#### [Problem requirements]
For each line of the data that includes the word "JSON", copy the line.

Provided data START

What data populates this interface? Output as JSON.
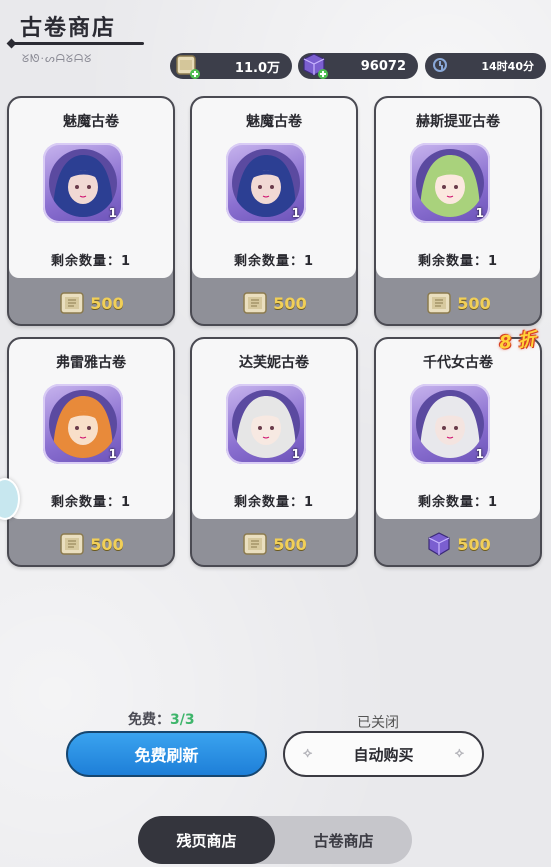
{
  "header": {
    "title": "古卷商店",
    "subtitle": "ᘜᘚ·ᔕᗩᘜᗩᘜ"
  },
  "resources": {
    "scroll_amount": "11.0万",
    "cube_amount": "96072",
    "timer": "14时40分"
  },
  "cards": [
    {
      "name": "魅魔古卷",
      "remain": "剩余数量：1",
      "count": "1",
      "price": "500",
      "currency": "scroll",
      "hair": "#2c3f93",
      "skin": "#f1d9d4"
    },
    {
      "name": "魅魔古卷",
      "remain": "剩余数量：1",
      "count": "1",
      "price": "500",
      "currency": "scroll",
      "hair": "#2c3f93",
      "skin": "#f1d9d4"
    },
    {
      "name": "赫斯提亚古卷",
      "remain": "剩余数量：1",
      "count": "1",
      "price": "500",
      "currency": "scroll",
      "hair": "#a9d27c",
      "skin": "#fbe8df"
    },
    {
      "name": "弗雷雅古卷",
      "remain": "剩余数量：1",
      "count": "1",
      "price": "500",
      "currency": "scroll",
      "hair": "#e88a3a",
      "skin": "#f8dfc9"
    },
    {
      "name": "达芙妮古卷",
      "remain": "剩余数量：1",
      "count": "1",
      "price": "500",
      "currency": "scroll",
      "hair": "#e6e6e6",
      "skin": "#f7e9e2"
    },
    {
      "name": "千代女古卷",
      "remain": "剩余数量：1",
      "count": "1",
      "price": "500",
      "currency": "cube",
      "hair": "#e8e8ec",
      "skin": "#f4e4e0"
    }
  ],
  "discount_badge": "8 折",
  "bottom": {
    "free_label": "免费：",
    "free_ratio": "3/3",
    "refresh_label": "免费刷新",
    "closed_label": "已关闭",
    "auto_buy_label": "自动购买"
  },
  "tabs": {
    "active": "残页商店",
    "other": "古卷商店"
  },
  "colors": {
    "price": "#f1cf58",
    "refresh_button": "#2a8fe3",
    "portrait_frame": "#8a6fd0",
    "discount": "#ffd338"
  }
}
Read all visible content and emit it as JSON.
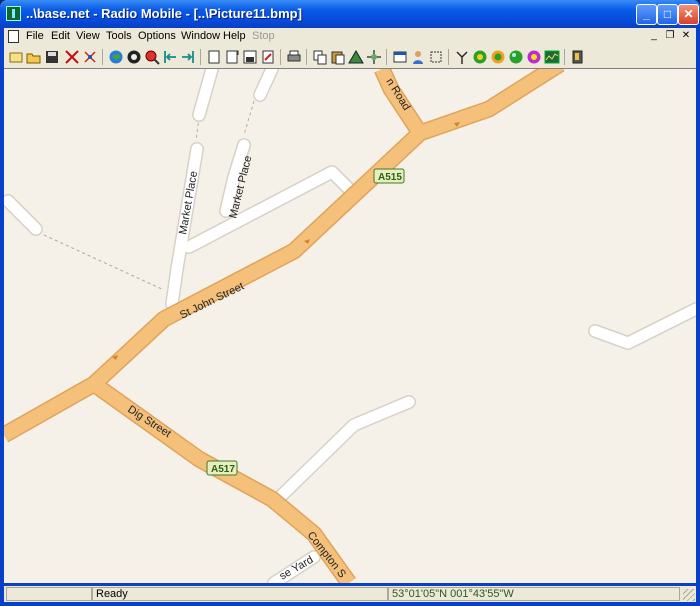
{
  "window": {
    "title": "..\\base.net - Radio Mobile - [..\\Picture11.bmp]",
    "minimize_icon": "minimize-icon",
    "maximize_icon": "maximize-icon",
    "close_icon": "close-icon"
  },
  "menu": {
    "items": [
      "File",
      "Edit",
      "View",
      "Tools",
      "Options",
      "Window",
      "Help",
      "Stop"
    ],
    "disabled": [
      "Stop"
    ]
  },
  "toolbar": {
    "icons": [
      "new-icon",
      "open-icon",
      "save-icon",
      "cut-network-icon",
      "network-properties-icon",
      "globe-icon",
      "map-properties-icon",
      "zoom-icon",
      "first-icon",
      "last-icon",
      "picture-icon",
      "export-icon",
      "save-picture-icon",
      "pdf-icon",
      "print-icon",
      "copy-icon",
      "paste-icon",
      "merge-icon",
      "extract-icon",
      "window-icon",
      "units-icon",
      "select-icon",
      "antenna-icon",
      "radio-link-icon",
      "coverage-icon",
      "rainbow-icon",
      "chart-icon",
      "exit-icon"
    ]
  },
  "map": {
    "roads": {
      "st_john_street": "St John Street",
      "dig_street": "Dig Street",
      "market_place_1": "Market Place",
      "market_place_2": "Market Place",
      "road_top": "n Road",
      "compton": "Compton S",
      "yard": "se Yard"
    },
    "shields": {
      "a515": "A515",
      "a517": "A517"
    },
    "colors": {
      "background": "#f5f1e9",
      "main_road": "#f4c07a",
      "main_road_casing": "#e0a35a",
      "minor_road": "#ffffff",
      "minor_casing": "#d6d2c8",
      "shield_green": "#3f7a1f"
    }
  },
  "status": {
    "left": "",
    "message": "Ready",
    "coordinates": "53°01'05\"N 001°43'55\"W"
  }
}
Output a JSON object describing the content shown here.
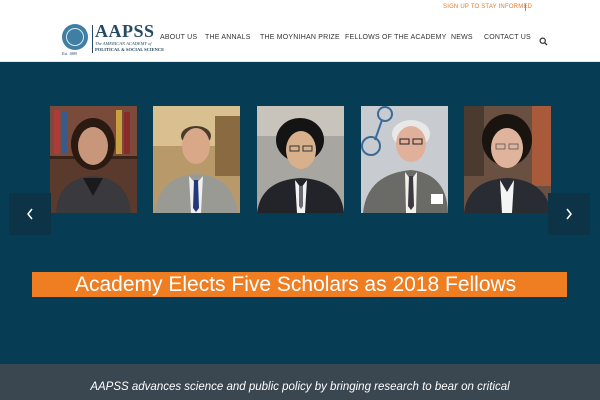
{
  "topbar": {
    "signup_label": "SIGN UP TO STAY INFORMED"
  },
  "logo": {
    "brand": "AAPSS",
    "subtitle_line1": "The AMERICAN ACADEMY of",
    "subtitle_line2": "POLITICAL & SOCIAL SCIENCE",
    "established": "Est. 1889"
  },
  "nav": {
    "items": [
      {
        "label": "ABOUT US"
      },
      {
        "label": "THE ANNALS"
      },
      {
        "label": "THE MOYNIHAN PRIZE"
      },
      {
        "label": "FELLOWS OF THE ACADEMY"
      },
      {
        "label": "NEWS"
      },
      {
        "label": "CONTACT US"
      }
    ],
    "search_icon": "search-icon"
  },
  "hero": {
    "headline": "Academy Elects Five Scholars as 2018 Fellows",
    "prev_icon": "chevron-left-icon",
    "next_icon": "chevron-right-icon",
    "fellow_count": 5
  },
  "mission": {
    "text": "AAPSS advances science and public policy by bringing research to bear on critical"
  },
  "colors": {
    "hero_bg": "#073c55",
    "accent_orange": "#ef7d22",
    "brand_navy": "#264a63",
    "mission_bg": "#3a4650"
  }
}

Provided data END

#### [Response to the task]
What data populates this interface? Output as JSON.
Read all visible content and emit it as JSON.
Output a JSON object describing the content shown here.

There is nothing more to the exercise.